Thank you everyone for all the information! I kinda got the idea when I watched someone at my work use a manual mill to drill some holes. He just threw in a chuck adapter, used a normal drill bit and basically used it like a drill press. But yes, on manual mills you can go much much slower speeds, which he adjusted when he was drilling the holes.

@ChristianKnull
I have been using your program for some time and to be honest I never thought of using the drill feature as I thought it was made more for threaded holes or drilling with drill bits (pecking). I have always been using the “Inside” feature to drill out holes. Is there much difference between the two features, inside vs. helical drill?

There are 2 main differences between the “inside” and “helical drill” function

  • The “inside” function does not necessarily clear all material inside the hole. If tool diameter is smaller than half hole diameter a core will remain that may cause trouble once it loses contact to the rest of the material. The helical drill removes all material inside the hole no matter the diameters.
  • The “inside” function plunges deeper step by step while the helical drill goes deeper continuously. The latter improves the roundness of the hole and works a bit faster.

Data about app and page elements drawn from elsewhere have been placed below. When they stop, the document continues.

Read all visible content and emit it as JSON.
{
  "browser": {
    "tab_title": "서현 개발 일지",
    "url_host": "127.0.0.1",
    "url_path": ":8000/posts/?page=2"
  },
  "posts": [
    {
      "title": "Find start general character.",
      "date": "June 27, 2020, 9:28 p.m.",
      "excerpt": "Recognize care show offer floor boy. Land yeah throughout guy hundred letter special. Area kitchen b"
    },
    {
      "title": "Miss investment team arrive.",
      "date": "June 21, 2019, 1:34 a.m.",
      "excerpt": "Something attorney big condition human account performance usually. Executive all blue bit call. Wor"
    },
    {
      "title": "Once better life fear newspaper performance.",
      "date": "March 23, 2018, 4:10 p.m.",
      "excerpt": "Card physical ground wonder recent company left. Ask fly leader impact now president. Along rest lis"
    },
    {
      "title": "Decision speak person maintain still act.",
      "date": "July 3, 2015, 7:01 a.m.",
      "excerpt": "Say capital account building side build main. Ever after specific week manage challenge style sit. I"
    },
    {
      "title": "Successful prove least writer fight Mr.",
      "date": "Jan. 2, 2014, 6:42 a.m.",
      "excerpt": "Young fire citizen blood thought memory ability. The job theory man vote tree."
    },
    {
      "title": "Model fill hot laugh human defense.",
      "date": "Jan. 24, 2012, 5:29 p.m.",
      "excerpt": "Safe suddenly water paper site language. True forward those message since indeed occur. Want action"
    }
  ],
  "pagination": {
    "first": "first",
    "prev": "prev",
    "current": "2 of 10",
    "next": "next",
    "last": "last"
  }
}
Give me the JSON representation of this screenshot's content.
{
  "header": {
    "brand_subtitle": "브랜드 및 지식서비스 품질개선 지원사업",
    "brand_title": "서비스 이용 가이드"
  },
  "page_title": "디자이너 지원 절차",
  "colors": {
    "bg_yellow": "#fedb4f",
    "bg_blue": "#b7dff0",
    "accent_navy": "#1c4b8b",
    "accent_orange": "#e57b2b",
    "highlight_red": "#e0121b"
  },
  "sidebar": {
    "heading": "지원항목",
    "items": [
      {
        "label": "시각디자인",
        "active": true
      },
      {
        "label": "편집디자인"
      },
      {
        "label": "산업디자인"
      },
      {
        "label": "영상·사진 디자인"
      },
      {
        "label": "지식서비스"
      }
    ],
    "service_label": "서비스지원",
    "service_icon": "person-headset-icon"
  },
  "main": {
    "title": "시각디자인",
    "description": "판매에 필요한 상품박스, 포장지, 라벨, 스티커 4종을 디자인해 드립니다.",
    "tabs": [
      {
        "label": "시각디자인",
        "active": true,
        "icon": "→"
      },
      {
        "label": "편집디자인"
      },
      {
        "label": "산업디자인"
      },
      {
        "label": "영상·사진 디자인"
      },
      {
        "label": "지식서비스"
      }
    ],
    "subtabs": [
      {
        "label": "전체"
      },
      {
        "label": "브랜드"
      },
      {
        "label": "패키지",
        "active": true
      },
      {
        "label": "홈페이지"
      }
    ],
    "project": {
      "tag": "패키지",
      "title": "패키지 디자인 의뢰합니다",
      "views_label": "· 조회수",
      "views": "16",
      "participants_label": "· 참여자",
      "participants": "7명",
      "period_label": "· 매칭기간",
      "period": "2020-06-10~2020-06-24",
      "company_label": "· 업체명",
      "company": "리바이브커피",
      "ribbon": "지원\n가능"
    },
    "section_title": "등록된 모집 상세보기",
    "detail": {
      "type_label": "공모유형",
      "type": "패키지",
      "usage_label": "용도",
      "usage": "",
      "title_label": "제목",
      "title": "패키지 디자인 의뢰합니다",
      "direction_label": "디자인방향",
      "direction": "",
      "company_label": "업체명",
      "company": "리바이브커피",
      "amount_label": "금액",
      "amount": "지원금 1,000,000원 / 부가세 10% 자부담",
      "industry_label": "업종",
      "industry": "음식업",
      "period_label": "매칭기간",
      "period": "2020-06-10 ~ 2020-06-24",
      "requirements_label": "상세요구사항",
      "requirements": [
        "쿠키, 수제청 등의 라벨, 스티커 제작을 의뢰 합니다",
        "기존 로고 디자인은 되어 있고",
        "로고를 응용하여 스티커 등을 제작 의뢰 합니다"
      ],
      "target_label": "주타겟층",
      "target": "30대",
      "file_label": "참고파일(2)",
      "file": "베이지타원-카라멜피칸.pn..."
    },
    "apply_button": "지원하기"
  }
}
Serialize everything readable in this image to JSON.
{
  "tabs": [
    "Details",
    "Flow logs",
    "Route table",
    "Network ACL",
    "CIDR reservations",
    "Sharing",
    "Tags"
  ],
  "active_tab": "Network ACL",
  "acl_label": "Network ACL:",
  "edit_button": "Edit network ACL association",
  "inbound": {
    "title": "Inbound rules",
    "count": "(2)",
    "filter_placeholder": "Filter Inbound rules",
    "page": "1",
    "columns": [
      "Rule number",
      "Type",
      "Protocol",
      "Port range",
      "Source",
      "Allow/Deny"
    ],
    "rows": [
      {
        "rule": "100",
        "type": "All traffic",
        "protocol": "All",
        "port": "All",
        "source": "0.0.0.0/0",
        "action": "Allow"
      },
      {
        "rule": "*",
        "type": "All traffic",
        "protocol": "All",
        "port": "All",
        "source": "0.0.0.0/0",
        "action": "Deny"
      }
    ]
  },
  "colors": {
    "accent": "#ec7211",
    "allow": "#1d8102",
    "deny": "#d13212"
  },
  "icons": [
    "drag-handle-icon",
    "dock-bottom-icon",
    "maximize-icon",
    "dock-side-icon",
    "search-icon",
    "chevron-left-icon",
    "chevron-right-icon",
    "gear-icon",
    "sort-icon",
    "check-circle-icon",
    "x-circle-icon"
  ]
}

Thanks for the Estlcam tip!
Are you able to help with some settings for communicating to the X-Carve machine?
Thank You in advance,
Rush